BTW. The Backlight search function is now pretty slow and I believe much of the issue is the structure of the database (page generation time is also relatively slow). Designing a more efficient database structure should probably be somewhere down your todo list.

We need to take a step back and think about what Backlight really is. As per our product page, “Backlight is a unique website creation and photo publishing platform, allowing photographers to create, manage and personalize their online photo galleries.” This isn’t a tool for hosting large volumes of data. It’s not a tool for fine-grained and performant searching of large volumes of data.

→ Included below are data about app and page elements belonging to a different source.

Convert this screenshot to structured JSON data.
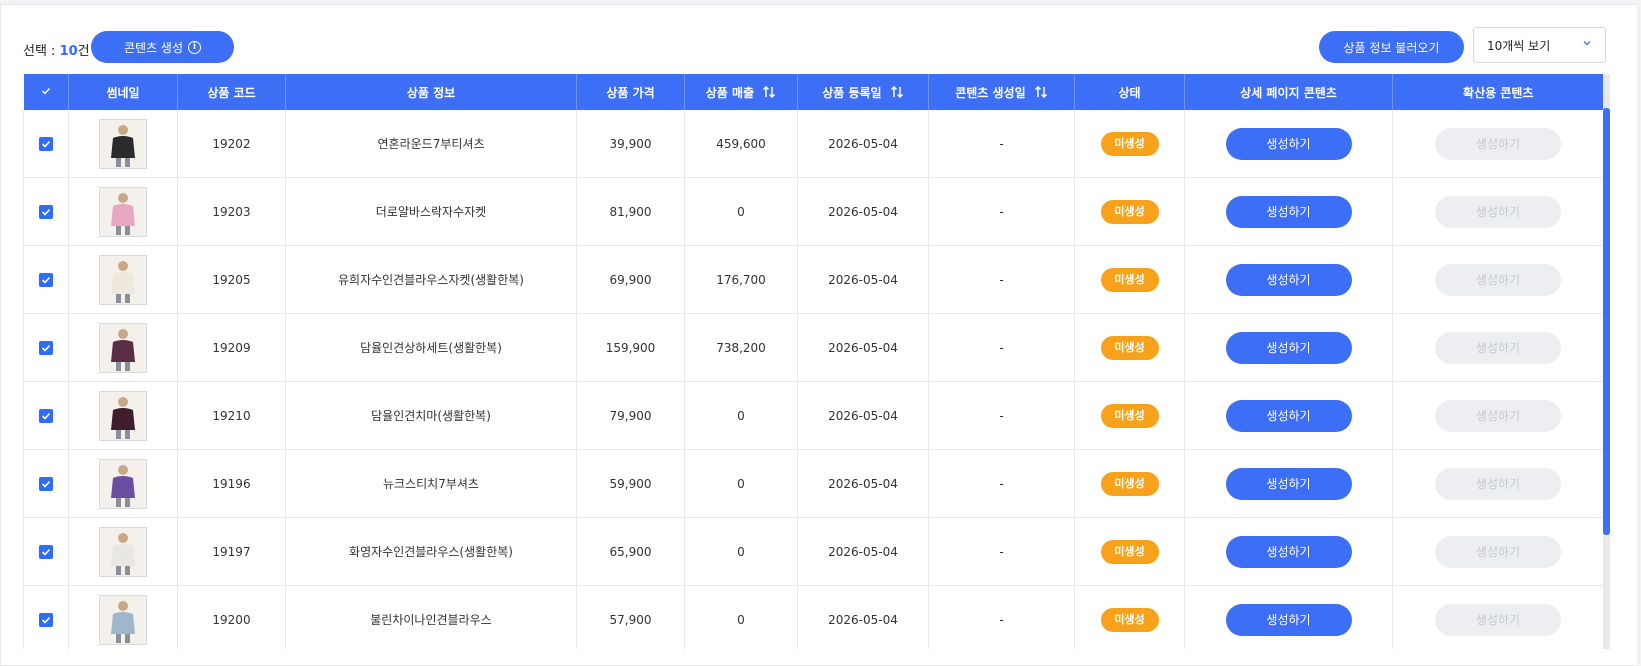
{
  "toolbar": {
    "selection_label": "선택 : ",
    "selection_count": "10",
    "selection_unit": "건",
    "content_create_label": "콘텐츠 생성",
    "load_product_label": "상품 정보 불러오기",
    "page_size_value": "10개씩 보기"
  },
  "table": {
    "headers": [
      "썸네일",
      "상품 코드",
      "상품 정보",
      "상품 가격",
      "상품 매출",
      "상품 등록일",
      "콘텐츠 생성일",
      "상태",
      "상세 페이지 콘텐츠",
      "확산용 콘텐츠"
    ],
    "rows": [
      {
        "code": "19202",
        "name": "연혼라운드7부티셔츠",
        "price": "39,900",
        "sales": "459,600",
        "registered": "2026-05-04",
        "content_date": "-",
        "status": "미생성",
        "detail_btn": "생성하기",
        "spread_btn": "생성하기",
        "thumb_color": "#2b2b2b"
      },
      {
        "code": "19203",
        "name": "더로얄바스락자수자켓",
        "price": "81,900",
        "sales": "0",
        "registered": "2026-05-04",
        "content_date": "-",
        "status": "미생성",
        "detail_btn": "생성하기",
        "spread_btn": "생성하기",
        "thumb_color": "#e7a7c0"
      },
      {
        "code": "19205",
        "name": "유희자수인견블라우스자켓(생활한복)",
        "price": "69,900",
        "sales": "176,700",
        "registered": "2026-05-04",
        "content_date": "-",
        "status": "미생성",
        "detail_btn": "생성하기",
        "spread_btn": "생성하기",
        "thumb_color": "#efe9dd"
      },
      {
        "code": "19209",
        "name": "담율인견상하세트(생활한복)",
        "price": "159,900",
        "sales": "738,200",
        "registered": "2026-05-04",
        "content_date": "-",
        "status": "미생성",
        "detail_btn": "생성하기",
        "spread_btn": "생성하기",
        "thumb_color": "#5a2f45"
      },
      {
        "code": "19210",
        "name": "담율인견치마(생활한복)",
        "price": "79,900",
        "sales": "0",
        "registered": "2026-05-04",
        "content_date": "-",
        "status": "미생성",
        "detail_btn": "생성하기",
        "spread_btn": "생성하기",
        "thumb_color": "#3e1d2c"
      },
      {
        "code": "19196",
        "name": "뉴크스티치7부셔츠",
        "price": "59,900",
        "sales": "0",
        "registered": "2026-05-04",
        "content_date": "-",
        "status": "미생성",
        "detail_btn": "생성하기",
        "spread_btn": "생성하기",
        "thumb_color": "#6a4fa0"
      },
      {
        "code": "19197",
        "name": "화영자수인견블라우스(생활한복)",
        "price": "65,900",
        "sales": "0",
        "registered": "2026-05-04",
        "content_date": "-",
        "status": "미생성",
        "detail_btn": "생성하기",
        "spread_btn": "생성하기",
        "thumb_color": "#e9e7e3"
      },
      {
        "code": "19200",
        "name": "불린차이나인견블라우스",
        "price": "57,900",
        "sales": "0",
        "registered": "2026-05-04",
        "content_date": "-",
        "status": "미생성",
        "detail_btn": "생성하기",
        "spread_btn": "생성하기",
        "thumb_color": "#9fb7c9"
      }
    ]
  },
  "colors": {
    "accent": "#3d6ef6",
    "badge": "#f7a21a",
    "disabled_bg": "#eceef1"
  }
}
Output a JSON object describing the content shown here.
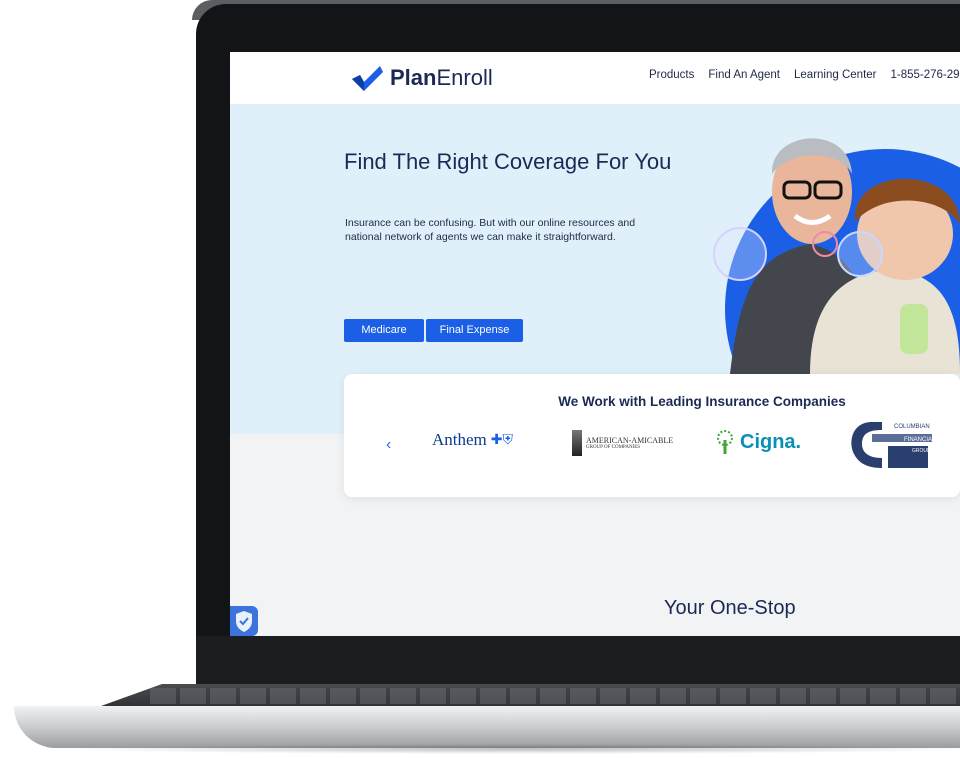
{
  "brand": {
    "name_bold": "Plan",
    "name_light": "Enroll",
    "color": "#1b2a55",
    "check_color": "#1a5fe6"
  },
  "nav": {
    "products": "Products",
    "find_agent": "Find An Agent",
    "learning": "Learning Center",
    "phone": "1-855-276-29"
  },
  "hero": {
    "title": "Find The Right Coverage For You",
    "text": "Insurance can be confusing. But with our online resources and national network of agents we can make it straightforward.",
    "btn_medicare": "Medicare",
    "btn_final": "Final Expense",
    "bg_color": "#dff0fb"
  },
  "partners": {
    "title": "We Work with Leading Insurance Companies",
    "prev": "‹",
    "logos": {
      "anthem": "Anthem",
      "american_amicable_line1": "AMERICAN-AMICABLE",
      "american_amicable_line2": "GROUP OF COMPANIES",
      "cigna": "Cigna.",
      "cfg_line1": "COLUMBIAN",
      "cfg_line2": "FINANCIAL",
      "cfg_line3": "GROUP"
    }
  },
  "section": {
    "title": "Your One-Stop"
  },
  "icons": {
    "logo_check": "checkmark-icon",
    "prev": "chevron-left-icon",
    "shield": "shield-check-icon"
  }
}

I can see where you’re coming from. I too have a background in large and complex data sets*. My day job is for a tool that selects and transforms data from hundreds of tables with millions of rows and returns results to hundreds of concurrent users in a matter of seconds. But that system is entirely different in its purpose and nature to Backlight.
(* of course, what one person considers large and complex may be considered as trivial to another. The sky is the limit with data.)

The data structures in Backlight are kept fairly simple. The design has been carried through in various forms from entirely different back-ends, from CE2 to CE4, and Backlight 1 through 4. We’ve provided upgrade paths across those different versions. So for legacy reasons, it’s kept simple and compatible. The performance issues you’re encountering are likely scalability issues from our use of SQLite. We love SQLite, as it provides a robust and efficient way of searching through photos for the use case that Backlight is designed for. Most importantly, it provides a zero-config way of providing a backend database. The common Linux hosting database of MySQL is not something we want our customer base to deal with and not something we have the resources or inclination to support. But, as you’ve found, SQLite does not scale well to large amounts of data.

Similarly, search is kept simple. It does what it needs to do for a photography website. This is reflected in the provided functionality and accompanying documentation.

I’m not suggesting that it can’t be improved, but that your use case is pushing beyond what Backlight is intended for. It’s closer to something that would be better handled by a bespoke system tailored to your specific needs.


Hi @dsegar, this may be of interest to you. We have increased the search scope to include all metadata fields. This included the Outlets set in the template and the values for the Metadata Panel.
This will be released in the next feature update.

Great. That will be a big improvement. Thank you for doing this.